To address the issue of overweight horses who eat manure, attach a “slow feeder” to their halter. This allows them to eat, but to eat at a much slower rate. If a horse is underweight or overweight, is lethargic, or behaving in ways that are not normal for them, you need to have them examined by a veterinarian.

Horse coprophagy is not only disgusting; it is most often a result of something missing from your horse’s diet and/or a result of stress or boredom. It is an affliction that, once identified, should be addressed immediately. The sooner your horse’s poop eating is stopped, the sooner they will return to being a healthy member of your family. Check out our catalog of supplements, salt blocks, muck buckets and pitchforks, and everything else to make sure that your horse remains happy and healthy!
by Gail Staines
Why is My Horse Losing Weight?

Why is My Horse Losing Weight?

Why is my horse losing weight?

Sometimes keeping a horse at its proper weight can be challenging. While many horses are what is known as an “easy keeper” (meaning that they can keep their weight at the right level by eating a simple uncomplicated diet), for other horses, keeping their weight at the ideal level is not as easy. There may also be times where your horse loses weight and you will need to discover why. Here are a few of the more common reasons that your horse might lose weight.
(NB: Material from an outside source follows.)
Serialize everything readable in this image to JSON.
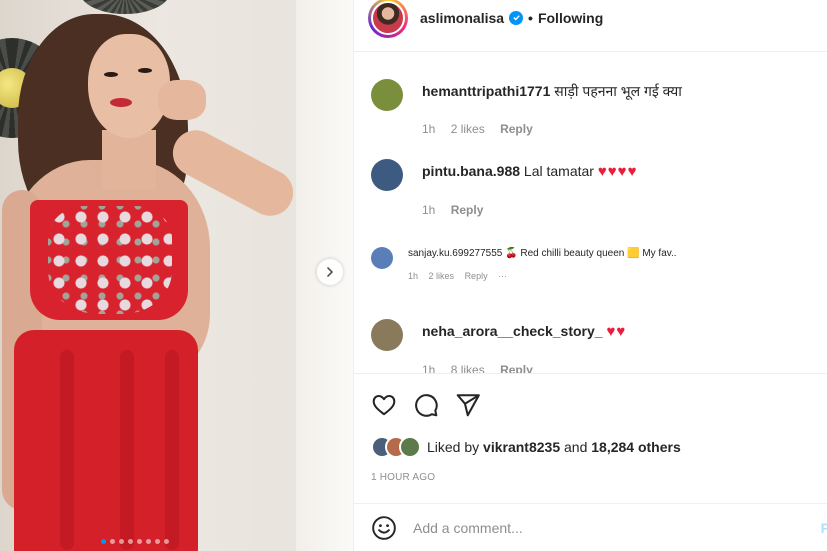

Not Enough Food

A horse’s weight loss can be attributed to not getting enough food to maintain its weight. Think about your horse’s recent activity. Are you riding/working your horse more than usual yet feeding them the same amount and type of food? Or has your horse’s activity level been reduced with a subsequent reduction in feed? In addition, think about the weather conditions. For example, colder weather requires a horse to burn more energy to stay warm. To burn more energy, a horse needs more food. If the weather is now much colder, but you have not increased the amount of food that you horse eats, it could be a reason your horse is losing weight.

Wrong Food
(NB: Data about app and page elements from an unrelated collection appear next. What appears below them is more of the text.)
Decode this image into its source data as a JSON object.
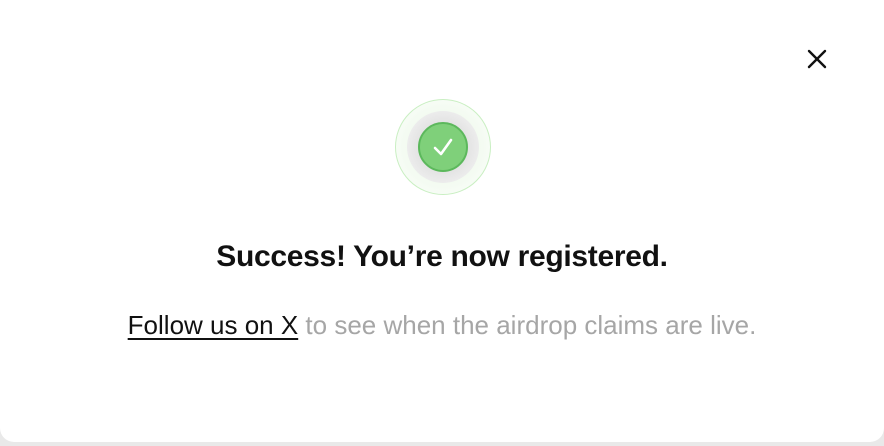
{
  "dialog": {
    "title": "Success! You’re now registered.",
    "follow_link_label": "Follow us on X",
    "follow_suffix": " to see when the airdrop claims are live.",
    "close_icon": "close-icon",
    "status_icon": "checkmark-icon"
  },
  "colors": {
    "success_green": "#7fd07a",
    "success_border": "#5cb85c",
    "text_primary": "#111111",
    "text_muted": "#a6a6a6"
  }
}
Another reason that your horse may be losing weight is that you may be feeding the right amount of food, but you are not feeding the right type of food. Today’s domesticated horse does well when pasture grass and hay are supplemented with some type of grain, oats, or other mixture of pelleted food. How do you know what type of food your horse needs? The best way to ensure that your horse is receiving the proper nutrition is to talk with an equine nutrition specialist. Equine nutritionists can be found at colleges and universities, reputable pet stores, producers of equine feed, and online. An equine nutritionist can analyse the food that you are currently feeding your horse to determine if it is meeting your horse’s needs as well as to match the proper feed mixture for your horse.

Dental Issues

Horses rely greatly on their teeth to obtain the complete nutritional value from their meals. As such, you need to make sure that your horse receives a visit from an equine dentist at least twice a year. During a dental visit, the equine dentist will examine your horse’s teeth. Like a human visiting the dentist, the equine dentist will look for cavities, sharp edges or hooks, and for any teeth that need to be removed due to infection, for example. It is very important that the horse’s upper and lower teeth can move back-and-forth as two flat surfaces as this how the horse grinds its food so that it can swallow it. The dentist uses a rasp to file down the teeth so that they are flat. During this procedure, the horse is usually tranquillised. Without the teeth having flat surfaces to grind food properly, the horse does not get the nutrition it needs and, thus, loses weight. 

Other Conditions

In addition to not being fed the right food, not being fed enough of the right food, and dental issues, there are many other reasons that a horse can lose weight. These include disease as well as stress from being moved to a new area such as a new stable or to a horse show. Also, weight loss can be due to your horse not being on a regular worming program. 

If the above issues are ruled out as being the cause of your horse’s weight loss, have an equine veterinarian examine your horse to see what other reasons might be causing your horse to lose weight.
by Gail Staines